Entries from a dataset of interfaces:

- - - - - - -

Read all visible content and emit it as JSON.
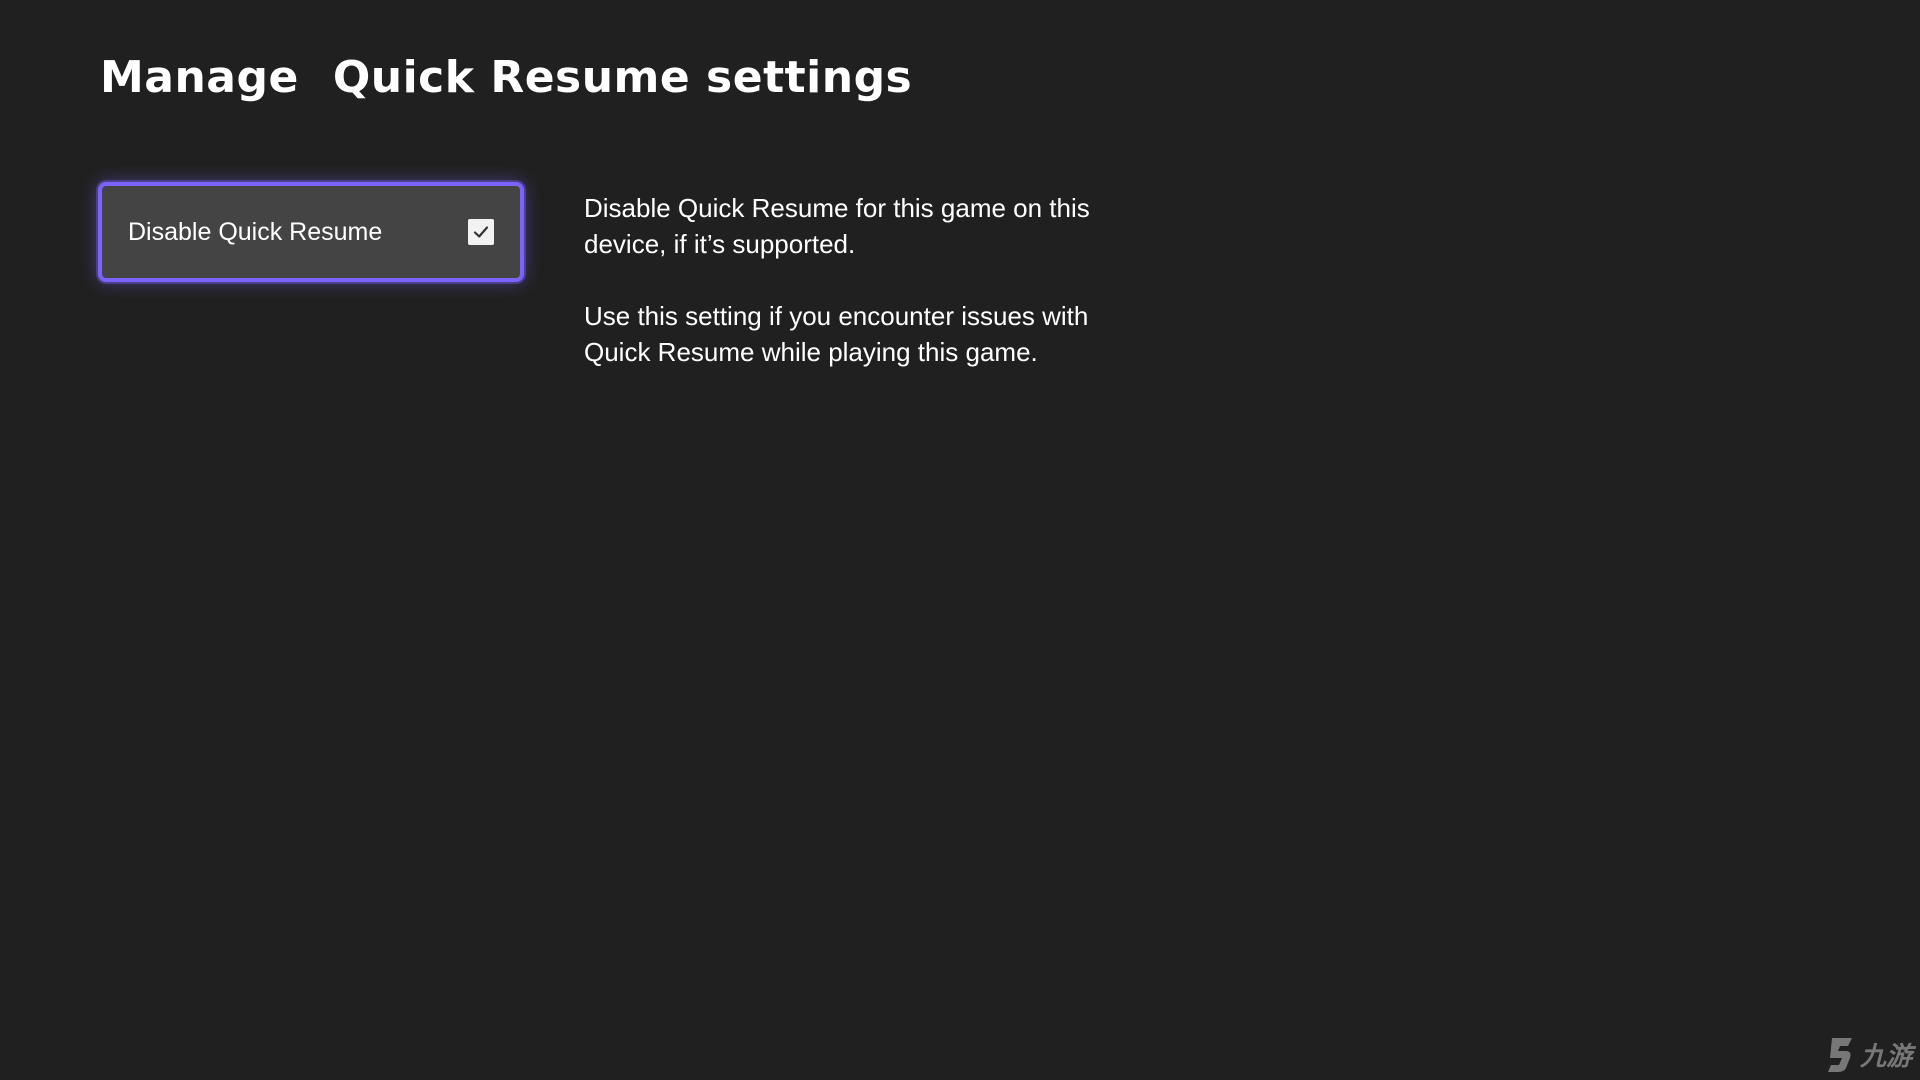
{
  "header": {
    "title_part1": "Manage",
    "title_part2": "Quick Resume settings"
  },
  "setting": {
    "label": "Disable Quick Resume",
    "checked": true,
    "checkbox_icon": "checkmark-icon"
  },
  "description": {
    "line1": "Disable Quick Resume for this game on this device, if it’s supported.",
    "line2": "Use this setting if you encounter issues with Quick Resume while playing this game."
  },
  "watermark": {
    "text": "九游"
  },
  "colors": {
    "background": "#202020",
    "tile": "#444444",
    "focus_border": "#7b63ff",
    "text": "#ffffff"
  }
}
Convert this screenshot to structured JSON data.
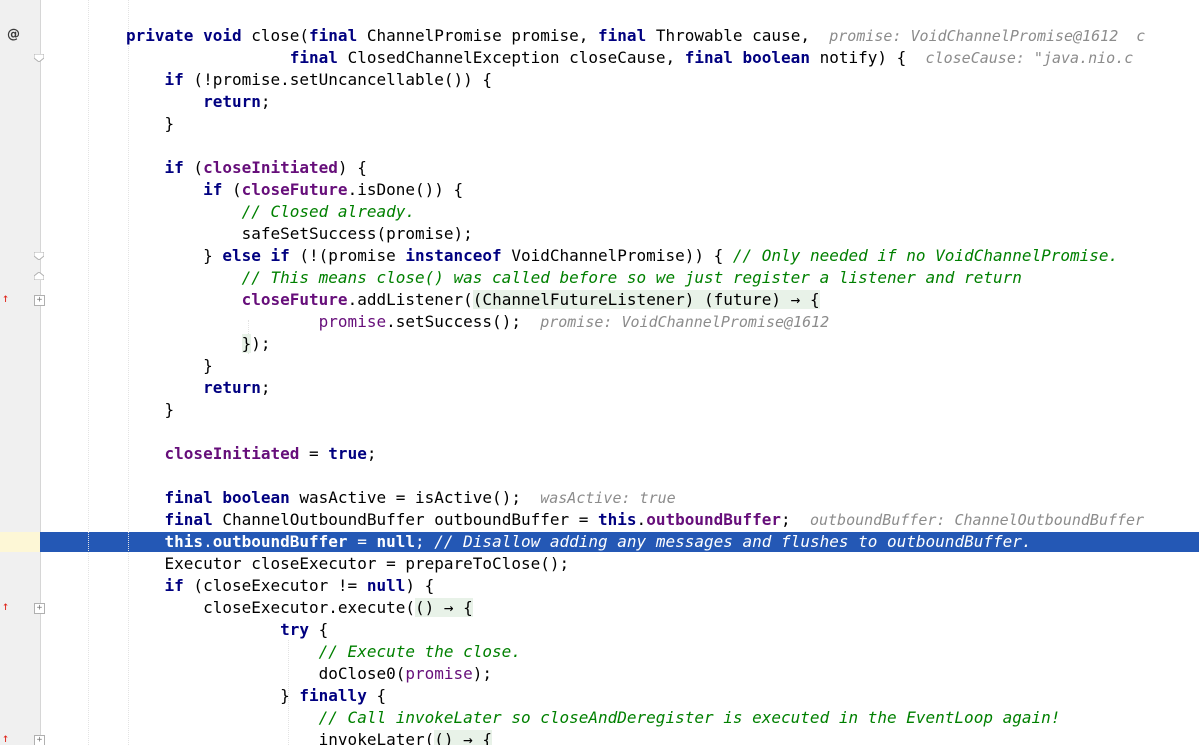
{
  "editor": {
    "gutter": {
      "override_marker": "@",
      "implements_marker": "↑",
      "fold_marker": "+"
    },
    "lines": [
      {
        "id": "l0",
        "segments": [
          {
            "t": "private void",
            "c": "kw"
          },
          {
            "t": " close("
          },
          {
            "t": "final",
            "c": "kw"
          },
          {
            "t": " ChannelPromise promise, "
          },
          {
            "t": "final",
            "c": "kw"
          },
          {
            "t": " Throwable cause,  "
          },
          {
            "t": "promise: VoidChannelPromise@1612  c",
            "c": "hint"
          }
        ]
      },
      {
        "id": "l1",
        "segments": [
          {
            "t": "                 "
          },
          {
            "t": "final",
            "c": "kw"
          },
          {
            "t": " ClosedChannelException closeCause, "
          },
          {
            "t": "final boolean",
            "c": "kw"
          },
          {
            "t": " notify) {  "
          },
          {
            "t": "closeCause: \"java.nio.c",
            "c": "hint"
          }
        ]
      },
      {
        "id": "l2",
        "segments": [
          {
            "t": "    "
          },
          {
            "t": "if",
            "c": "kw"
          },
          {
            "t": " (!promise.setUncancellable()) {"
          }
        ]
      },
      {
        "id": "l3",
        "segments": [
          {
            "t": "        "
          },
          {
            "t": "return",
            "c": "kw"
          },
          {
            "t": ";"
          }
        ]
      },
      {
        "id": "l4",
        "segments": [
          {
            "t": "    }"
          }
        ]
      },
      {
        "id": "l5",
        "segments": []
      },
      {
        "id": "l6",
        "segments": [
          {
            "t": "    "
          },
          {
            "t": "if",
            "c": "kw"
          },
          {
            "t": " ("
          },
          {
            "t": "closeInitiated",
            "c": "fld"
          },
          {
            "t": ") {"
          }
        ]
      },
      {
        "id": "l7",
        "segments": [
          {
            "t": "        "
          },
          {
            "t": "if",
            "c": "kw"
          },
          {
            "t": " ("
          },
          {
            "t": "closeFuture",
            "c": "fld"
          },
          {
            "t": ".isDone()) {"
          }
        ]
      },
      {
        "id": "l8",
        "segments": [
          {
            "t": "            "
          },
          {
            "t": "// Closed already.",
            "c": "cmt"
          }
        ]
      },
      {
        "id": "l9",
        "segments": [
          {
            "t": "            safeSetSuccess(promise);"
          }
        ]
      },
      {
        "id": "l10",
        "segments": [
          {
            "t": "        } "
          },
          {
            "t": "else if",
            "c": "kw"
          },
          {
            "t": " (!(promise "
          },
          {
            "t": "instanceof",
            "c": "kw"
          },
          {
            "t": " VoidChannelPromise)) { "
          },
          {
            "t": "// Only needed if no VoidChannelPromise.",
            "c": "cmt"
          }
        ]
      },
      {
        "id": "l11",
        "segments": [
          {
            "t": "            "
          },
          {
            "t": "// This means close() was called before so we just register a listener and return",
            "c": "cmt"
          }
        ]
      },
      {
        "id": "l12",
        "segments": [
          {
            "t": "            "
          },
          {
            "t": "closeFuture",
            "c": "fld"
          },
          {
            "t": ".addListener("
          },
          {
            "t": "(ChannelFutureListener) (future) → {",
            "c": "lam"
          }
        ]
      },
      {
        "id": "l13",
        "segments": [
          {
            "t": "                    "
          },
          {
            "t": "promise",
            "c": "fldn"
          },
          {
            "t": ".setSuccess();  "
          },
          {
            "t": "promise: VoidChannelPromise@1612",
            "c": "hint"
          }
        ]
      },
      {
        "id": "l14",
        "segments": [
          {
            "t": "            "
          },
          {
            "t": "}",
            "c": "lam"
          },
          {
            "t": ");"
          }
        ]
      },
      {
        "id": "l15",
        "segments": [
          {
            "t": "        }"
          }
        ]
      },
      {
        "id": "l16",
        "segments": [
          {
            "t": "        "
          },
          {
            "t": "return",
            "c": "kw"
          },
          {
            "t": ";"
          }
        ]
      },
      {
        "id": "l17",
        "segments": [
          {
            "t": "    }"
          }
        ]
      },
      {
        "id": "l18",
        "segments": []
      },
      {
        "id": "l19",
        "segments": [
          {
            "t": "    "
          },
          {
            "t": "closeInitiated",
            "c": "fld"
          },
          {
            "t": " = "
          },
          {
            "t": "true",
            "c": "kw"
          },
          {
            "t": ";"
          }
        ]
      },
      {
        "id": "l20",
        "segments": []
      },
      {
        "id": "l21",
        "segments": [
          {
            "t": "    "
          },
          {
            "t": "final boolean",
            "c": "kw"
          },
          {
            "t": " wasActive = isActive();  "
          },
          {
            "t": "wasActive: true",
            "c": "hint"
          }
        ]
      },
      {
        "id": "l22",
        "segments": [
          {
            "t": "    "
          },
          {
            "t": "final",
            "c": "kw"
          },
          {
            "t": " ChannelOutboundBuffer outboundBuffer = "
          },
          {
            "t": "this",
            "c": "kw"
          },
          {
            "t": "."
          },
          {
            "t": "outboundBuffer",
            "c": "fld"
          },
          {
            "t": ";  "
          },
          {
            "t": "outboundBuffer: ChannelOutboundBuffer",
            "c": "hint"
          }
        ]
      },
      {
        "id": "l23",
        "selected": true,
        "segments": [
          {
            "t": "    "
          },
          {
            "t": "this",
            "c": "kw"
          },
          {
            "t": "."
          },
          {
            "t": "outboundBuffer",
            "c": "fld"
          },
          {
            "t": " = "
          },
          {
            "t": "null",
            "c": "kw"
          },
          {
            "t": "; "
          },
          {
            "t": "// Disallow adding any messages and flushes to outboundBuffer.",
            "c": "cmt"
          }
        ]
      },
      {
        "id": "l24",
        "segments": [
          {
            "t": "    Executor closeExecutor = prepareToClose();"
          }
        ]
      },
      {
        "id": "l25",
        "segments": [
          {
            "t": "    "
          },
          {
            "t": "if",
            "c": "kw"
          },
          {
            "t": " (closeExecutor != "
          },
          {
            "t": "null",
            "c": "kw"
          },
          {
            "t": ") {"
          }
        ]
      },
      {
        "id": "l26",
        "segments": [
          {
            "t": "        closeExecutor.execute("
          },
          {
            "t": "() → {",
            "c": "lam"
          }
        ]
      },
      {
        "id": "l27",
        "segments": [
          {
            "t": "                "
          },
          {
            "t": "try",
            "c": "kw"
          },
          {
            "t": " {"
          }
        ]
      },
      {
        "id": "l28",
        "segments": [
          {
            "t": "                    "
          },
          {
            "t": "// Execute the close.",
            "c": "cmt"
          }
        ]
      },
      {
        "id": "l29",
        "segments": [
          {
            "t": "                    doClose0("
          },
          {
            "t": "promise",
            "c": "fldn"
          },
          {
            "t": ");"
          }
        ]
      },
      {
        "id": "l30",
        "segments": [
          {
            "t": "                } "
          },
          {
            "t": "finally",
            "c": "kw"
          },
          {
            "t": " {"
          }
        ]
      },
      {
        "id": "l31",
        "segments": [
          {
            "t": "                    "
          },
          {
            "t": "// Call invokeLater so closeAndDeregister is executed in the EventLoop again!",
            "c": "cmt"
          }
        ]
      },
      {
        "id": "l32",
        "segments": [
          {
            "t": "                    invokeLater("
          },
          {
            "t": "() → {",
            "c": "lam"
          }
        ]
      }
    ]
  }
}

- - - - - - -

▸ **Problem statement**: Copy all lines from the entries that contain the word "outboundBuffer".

▸ **Task solution**:
            "t": " ChannelOutboundBuffer outboundBuffer = "
            "t": "outboundBuffer",
            "t": "outboundBuffer: ChannelOutboundBuffer",
            "t": "outboundBuffer",
            "t": "// Disallow adding any messages and flushes to outboundBuffer.",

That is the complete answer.